- Unavoidable costs for things like water and electricity are also going up – there, I don’t have a problem with landlords raising rents, as the retail cost is still based on the wholesale cost. Unfortunately, I’ve never seen rents go down when the cost of water or electricity does, which bears examination.
Regulate the market just a little, and profits can still be thrilling without individuals being at the mercy of a subtle version of price fixing.
If anyone’s concerned about me, I’m lucky. My friends who’ve recently had $100 increases in rent are unable to find cheaper housing anywhere nearby, and either have to start paying more or commuting further (taking more time from families, spending more on gas, releasing more gas waste into the atmosphere, having less time for exercise and healthy cooking). Because my building was already overpriced, this was just the kick I needed to go hunt down something significantly cheaper so I have that much more savings per month to throw into my downpayment fund. I intend to buy a house in a couple of years, when the market is at its bottom and housing is actually something like its real market value.
But for those who got drummed out of the housing industry a long time ago – those homeless people who live on all our streets here – that option isn’t available. While some of them may have made bad choices that caused them to end up homeless, the hard reality is: it could happen to anyone in this town. And once you lose your home – even a rented home that was never really “yours” – you lose that address you need to put on a job application. You lose a place to receive mail and communications. You lose touch with the entire world.

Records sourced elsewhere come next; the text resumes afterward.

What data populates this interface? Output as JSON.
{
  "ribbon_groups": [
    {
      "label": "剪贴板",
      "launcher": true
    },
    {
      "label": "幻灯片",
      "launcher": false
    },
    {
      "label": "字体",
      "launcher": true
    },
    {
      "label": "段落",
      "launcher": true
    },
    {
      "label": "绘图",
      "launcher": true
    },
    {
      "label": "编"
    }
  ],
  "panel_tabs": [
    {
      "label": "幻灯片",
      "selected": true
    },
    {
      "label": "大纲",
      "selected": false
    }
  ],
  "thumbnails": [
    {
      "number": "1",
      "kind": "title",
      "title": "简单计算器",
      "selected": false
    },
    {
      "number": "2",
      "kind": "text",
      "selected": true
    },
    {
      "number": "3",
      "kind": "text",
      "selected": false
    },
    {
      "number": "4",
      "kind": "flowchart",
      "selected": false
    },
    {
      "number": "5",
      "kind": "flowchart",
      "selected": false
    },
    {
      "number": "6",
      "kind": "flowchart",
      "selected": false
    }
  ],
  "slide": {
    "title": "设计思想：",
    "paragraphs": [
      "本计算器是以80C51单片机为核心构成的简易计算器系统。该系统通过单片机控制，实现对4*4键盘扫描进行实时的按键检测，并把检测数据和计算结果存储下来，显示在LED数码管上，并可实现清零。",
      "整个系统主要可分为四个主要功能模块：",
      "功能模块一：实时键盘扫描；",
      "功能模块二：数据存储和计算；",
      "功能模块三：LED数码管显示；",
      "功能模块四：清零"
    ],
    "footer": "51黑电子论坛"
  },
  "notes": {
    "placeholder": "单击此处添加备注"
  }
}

All because in a country that could easily provide modest living arrangements for everyone, it is so much more important to have a race to see just how much profit can possibly be made. Isn’t it ever enough?